### Instructions to follow
Pull every line with "value" from the entries below.

### Records supplied

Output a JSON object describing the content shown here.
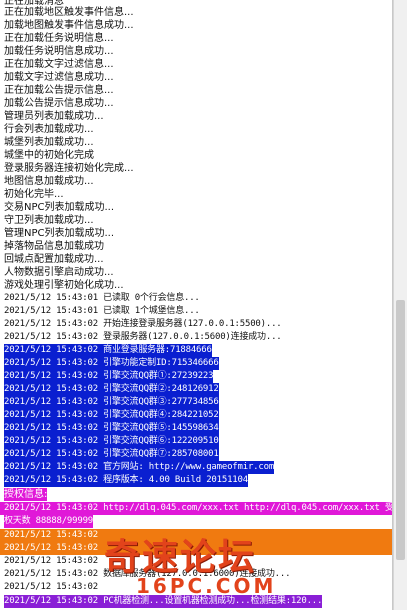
{
  "log": {
    "lines": [
      "正在加载消息",
      "正在加载地区触发事件信息...",
      "加载地图触发事件信息成功...",
      "正在加载任务说明信息...",
      "加载任务说明信息成功...",
      "正在加载文字过滤信息...",
      "加载文字过滤信息成功...",
      "正在加载公告提示信息...",
      "加载公告提示信息成功...",
      "管理员列表加载成功...",
      "行会列表加载成功...",
      "城堡列表加载成功...",
      "城堡中的初始化完成",
      "登录服务器连接初始化完成...",
      "地图信息加载成功...",
      "初始化完毕...",
      "交易NPC列表加载成功...",
      "守卫列表加载成功...",
      "管理NPC列表加载成功...",
      "掉落物品信息加载成功",
      "回城点配置加载成功...",
      "人物数据引擎启动成功...",
      "游戏处理引擎初始化成功...",
      "2021/5/12 15:43:01 已读取 0个行会信息...",
      "2021/5/12 15:43:01 已读取 1个城堡信息...",
      "2021/5/12 15:43:02 开始连接登录服务器(127.0.0.1:5500)...",
      "2021/5/12 15:43:02 登录服务器(127.0.0.1:5600)连接成功...",
      "2021/5/12 15:43:02 商业登录服务器:71884666",
      "2021/5/12 15:43:02 引擎功能定制ID:715346666",
      "2021/5/12 15:43:02 引擎交流QQ群①:27239223",
      "2021/5/12 15:43:02 引擎交流QQ群②:248126912",
      "2021/5/12 15:43:02 引擎交流QQ群③:277734856",
      "2021/5/12 15:43:02 引擎交流QQ群④:284221052",
      "2021/5/12 15:43:02 引擎交流QQ群⑤:145598634",
      "2021/5/12 15:43:02 引擎交流QQ群⑥:122209510",
      "2021/5/12 15:43:02 引擎交流QQ群⑦:285708001",
      "2021/5/12 15:43:02 官方网站: http://www.gameofmir.com",
      "2021/5/12 15:43:02 程序版本: 4.00 Build 20151104",
      "授权信息:",
      "2021/5/12 15:43:02 http://dlq.045.com/xxx.txt http://dlq.045.com/xxx.txt 受",
      "权天数 88888/99999",
      "2021/5/12 15:43:02",
      "2021/5/12 15:43:02",
      "2021/5/12 15:43:02",
      "2021/5/12 15:43:02 数据库服务器(127.0.0.1:6000)连接成功...",
      "2021/5/12 15:43:02",
      "2021/5/12 15:43:02 PC机器检测...设置机器检测成功...检测结果:120..."
    ]
  },
  "watermark": {
    "main": "奇速论坛",
    "sub": "16PC.COM"
  },
  "colors": {
    "highlight_blue": "#0a1fd0",
    "highlight_magenta": "#e018d8",
    "highlight_orange": "#f07a10",
    "highlight_purple": "#8a1fd6",
    "watermark": "#e2431b"
  }
}
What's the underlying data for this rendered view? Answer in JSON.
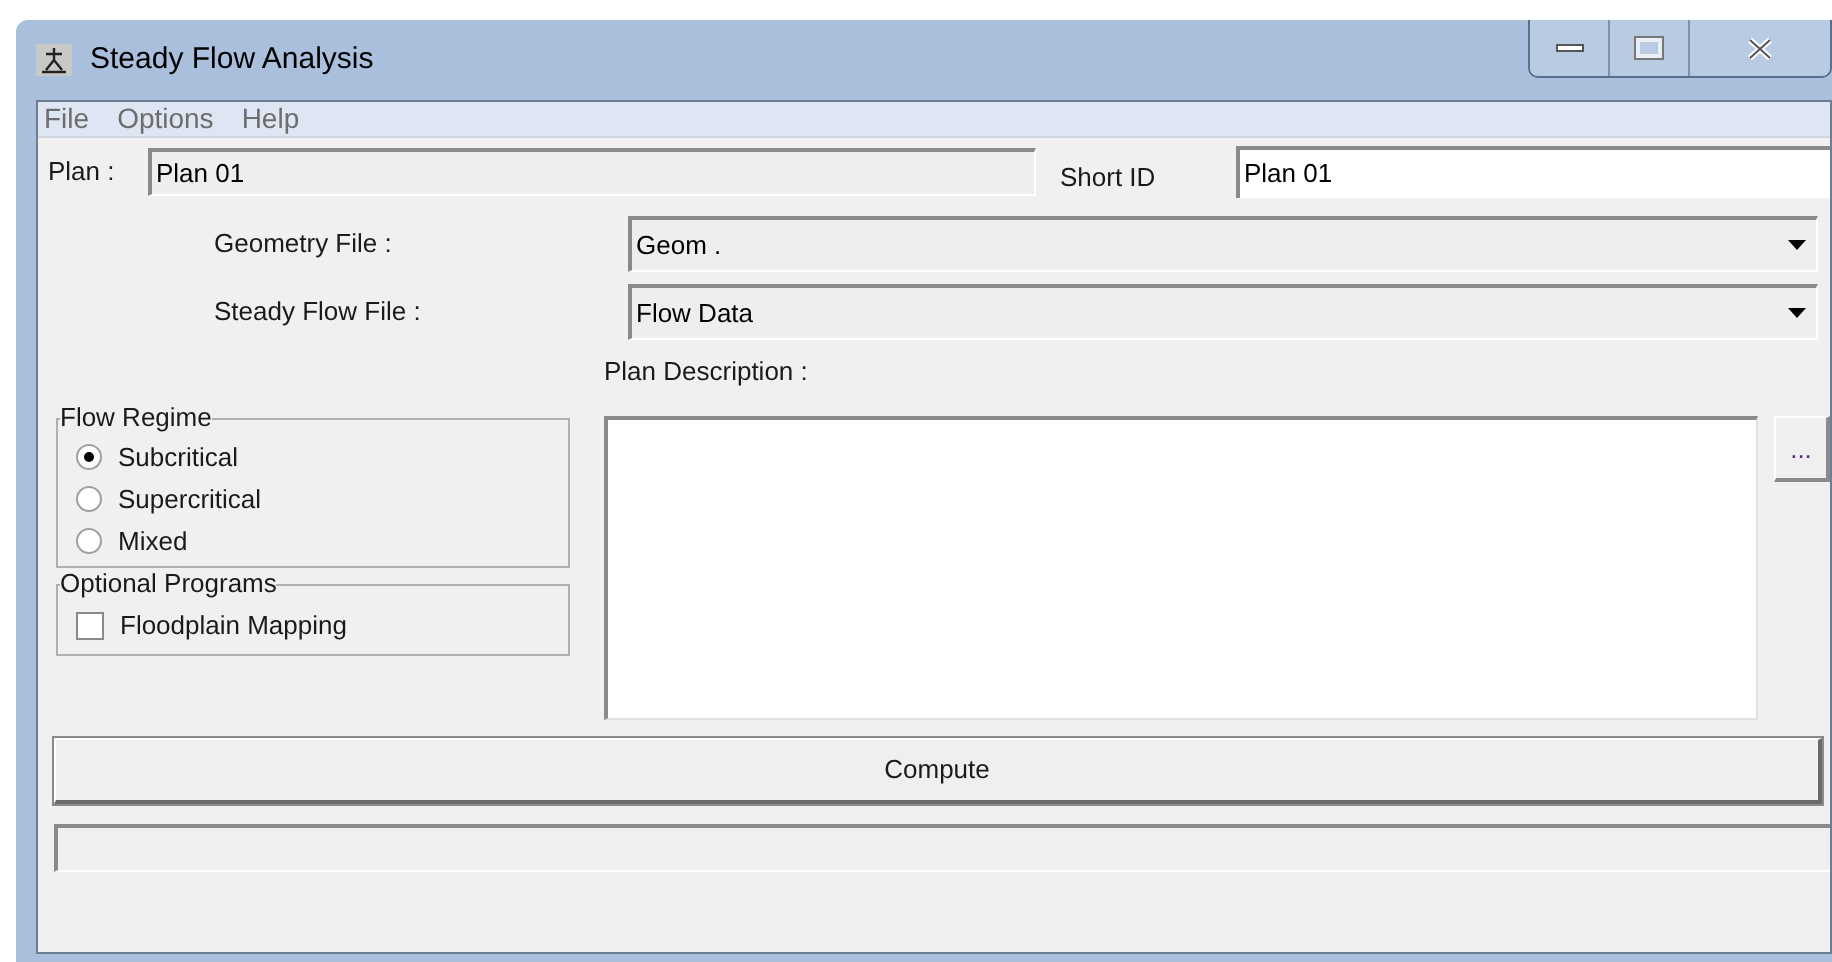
{
  "window": {
    "title": "Steady Flow Analysis"
  },
  "menu": [
    "File",
    "Options",
    "Help"
  ],
  "plan": {
    "label": "Plan :",
    "value": "Plan 01"
  },
  "short_id": {
    "label": "Short ID",
    "value": "Plan 01"
  },
  "geometry_file": {
    "label": "Geometry File :",
    "value": "Geom ."
  },
  "steady_flow_file": {
    "label": "Steady Flow File :",
    "value": "Flow Data"
  },
  "plan_description": {
    "label": "Plan Description :",
    "button": "..."
  },
  "flow_regime": {
    "title": "Flow Regime",
    "options": [
      {
        "label": "Subcritical",
        "selected": true
      },
      {
        "label": "Supercritical",
        "selected": false
      },
      {
        "label": "Mixed",
        "selected": false
      }
    ]
  },
  "optional_programs": {
    "title": "Optional Programs",
    "options": [
      {
        "label": "Floodplain Mapping",
        "checked": false
      }
    ]
  },
  "compute_button": "Compute"
}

### Output for this task
    "value": "Plan 01"
    "value": "Plan 01"
    "value": "Geom ."
    "value": "Flow Data"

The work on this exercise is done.